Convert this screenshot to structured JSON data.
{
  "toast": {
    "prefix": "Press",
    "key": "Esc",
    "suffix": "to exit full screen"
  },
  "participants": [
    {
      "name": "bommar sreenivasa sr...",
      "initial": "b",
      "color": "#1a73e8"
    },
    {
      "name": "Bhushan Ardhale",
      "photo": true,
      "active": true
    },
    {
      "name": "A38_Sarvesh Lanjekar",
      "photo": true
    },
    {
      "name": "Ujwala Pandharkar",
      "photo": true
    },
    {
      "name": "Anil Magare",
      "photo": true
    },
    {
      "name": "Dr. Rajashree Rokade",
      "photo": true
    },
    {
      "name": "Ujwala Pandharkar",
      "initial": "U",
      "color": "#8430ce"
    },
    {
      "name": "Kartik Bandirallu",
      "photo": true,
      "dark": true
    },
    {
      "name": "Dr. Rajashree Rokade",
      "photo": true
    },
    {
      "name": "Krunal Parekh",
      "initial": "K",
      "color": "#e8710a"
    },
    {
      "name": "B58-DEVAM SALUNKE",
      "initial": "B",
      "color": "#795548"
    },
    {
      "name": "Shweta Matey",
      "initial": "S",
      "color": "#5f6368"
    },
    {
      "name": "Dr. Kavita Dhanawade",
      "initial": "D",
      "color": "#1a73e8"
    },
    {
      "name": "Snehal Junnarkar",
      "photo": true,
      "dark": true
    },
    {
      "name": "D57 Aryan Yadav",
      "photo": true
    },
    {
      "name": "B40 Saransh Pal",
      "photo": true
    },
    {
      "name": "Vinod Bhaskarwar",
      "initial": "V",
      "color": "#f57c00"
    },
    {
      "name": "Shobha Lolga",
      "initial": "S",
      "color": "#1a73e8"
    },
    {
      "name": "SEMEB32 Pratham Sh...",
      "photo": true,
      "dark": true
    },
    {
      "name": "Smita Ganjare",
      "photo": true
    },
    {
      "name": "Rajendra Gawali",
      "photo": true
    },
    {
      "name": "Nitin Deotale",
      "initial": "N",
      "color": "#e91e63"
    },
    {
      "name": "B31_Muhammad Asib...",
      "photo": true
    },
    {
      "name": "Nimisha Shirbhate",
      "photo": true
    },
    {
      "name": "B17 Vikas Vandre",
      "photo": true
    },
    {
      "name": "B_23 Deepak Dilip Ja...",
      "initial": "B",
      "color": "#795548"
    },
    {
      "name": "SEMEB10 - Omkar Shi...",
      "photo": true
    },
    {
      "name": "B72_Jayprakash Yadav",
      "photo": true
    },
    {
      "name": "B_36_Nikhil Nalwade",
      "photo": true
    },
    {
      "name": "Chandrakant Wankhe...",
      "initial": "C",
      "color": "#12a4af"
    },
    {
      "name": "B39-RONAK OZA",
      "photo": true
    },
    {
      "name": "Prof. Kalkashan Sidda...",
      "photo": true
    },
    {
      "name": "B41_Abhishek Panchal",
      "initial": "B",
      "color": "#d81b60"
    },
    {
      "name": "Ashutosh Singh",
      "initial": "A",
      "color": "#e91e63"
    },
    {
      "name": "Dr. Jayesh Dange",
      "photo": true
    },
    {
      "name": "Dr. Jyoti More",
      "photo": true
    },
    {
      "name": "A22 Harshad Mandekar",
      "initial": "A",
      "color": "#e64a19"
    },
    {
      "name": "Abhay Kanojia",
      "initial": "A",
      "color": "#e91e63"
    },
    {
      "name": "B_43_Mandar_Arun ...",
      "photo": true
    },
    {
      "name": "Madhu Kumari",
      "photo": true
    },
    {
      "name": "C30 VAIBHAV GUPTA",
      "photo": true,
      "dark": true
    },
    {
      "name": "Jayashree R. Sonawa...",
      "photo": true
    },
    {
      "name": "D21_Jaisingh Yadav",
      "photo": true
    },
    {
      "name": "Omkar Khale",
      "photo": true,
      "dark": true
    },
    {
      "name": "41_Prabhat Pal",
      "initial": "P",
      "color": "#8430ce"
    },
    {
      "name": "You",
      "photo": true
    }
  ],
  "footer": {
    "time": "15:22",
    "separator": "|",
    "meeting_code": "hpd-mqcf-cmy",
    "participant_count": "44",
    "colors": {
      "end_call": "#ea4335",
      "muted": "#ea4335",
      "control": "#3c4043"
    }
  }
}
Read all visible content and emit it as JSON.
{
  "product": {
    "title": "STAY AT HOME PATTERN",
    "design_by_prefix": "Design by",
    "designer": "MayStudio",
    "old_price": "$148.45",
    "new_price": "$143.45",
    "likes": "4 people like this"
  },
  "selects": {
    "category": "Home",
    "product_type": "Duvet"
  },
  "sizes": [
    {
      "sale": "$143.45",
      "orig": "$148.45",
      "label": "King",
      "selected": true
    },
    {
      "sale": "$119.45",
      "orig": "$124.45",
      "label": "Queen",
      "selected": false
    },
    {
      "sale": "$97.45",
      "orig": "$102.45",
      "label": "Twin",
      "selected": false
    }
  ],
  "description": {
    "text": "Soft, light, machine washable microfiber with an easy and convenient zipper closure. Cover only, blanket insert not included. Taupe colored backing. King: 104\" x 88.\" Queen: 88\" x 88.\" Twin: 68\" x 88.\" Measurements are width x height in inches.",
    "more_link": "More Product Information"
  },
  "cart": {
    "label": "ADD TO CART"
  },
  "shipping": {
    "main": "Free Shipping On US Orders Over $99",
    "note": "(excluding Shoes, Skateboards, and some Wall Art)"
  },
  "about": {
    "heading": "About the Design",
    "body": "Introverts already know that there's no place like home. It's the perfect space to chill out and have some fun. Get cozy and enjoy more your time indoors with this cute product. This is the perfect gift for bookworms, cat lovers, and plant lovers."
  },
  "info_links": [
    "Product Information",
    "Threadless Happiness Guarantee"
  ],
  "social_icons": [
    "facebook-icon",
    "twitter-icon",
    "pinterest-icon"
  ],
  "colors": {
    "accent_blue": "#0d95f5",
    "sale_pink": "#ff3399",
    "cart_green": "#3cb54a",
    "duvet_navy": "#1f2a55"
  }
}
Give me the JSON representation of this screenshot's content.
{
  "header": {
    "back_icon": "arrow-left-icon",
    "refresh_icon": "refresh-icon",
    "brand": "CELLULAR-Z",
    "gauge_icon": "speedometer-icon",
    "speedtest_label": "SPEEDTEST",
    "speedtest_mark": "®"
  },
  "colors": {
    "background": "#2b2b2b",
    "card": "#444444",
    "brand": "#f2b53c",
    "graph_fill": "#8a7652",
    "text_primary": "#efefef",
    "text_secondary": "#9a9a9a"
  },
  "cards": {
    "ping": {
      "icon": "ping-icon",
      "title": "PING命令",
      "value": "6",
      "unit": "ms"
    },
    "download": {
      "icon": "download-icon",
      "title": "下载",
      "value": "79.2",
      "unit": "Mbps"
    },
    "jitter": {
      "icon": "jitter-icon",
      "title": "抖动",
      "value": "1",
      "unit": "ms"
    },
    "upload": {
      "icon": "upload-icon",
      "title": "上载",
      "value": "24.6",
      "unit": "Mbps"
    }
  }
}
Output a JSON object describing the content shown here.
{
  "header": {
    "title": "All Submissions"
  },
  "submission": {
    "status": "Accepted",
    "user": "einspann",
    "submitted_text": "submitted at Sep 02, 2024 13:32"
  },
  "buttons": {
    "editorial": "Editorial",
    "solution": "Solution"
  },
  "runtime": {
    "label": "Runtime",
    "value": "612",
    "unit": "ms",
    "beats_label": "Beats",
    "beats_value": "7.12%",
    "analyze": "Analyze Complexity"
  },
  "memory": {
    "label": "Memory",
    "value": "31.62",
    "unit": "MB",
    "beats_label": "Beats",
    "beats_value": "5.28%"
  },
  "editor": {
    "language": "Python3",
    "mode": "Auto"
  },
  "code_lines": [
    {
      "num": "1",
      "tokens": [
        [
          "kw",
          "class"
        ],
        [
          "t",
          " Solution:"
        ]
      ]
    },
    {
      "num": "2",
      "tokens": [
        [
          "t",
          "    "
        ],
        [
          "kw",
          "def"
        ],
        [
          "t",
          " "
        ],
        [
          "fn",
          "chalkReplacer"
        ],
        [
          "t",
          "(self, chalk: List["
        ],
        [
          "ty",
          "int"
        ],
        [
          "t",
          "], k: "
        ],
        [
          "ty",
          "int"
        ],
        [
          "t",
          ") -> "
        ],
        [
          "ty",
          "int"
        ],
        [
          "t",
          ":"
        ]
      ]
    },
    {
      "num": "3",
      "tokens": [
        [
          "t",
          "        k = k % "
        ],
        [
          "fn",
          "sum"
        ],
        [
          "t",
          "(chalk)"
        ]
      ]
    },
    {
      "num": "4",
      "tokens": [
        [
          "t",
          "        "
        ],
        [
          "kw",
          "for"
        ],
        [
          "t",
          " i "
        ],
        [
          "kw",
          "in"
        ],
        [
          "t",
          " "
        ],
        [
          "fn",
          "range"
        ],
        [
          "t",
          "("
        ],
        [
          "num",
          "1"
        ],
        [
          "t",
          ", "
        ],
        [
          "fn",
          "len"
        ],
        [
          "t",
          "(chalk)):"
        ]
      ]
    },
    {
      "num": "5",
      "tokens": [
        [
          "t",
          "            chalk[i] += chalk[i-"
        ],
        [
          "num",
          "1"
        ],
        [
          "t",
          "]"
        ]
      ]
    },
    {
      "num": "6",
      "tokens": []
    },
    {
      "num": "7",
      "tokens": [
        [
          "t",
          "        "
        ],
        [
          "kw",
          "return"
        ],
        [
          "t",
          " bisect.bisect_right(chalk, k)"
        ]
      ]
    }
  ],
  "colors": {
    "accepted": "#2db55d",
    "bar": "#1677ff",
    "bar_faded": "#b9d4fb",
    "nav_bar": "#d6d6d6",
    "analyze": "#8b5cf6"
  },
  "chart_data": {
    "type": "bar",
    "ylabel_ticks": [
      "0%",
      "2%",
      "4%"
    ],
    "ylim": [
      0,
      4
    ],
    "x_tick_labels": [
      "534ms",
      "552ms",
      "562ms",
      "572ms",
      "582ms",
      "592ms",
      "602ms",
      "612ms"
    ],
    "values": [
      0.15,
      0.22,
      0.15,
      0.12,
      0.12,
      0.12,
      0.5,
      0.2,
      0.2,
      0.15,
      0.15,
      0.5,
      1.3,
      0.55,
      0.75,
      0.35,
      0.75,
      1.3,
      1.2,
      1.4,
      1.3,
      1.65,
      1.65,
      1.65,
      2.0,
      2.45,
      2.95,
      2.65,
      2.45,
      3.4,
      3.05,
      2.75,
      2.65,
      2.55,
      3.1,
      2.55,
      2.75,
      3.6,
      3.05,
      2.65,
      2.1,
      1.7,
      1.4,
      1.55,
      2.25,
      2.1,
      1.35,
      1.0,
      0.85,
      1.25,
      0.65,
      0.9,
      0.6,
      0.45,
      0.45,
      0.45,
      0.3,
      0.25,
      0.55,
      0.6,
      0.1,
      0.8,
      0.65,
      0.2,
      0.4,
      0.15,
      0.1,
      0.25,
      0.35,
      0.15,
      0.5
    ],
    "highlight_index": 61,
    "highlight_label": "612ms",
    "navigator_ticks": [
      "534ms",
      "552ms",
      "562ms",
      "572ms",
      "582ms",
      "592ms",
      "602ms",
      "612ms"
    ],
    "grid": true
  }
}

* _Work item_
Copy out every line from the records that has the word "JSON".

* _Answer to this problem_
Convert this screenshot to structured JSON data.
Read all visible content and emit it as JSON.
Give me the JSON representation of this screenshot's content.
Output a JSON object describing the content shown here.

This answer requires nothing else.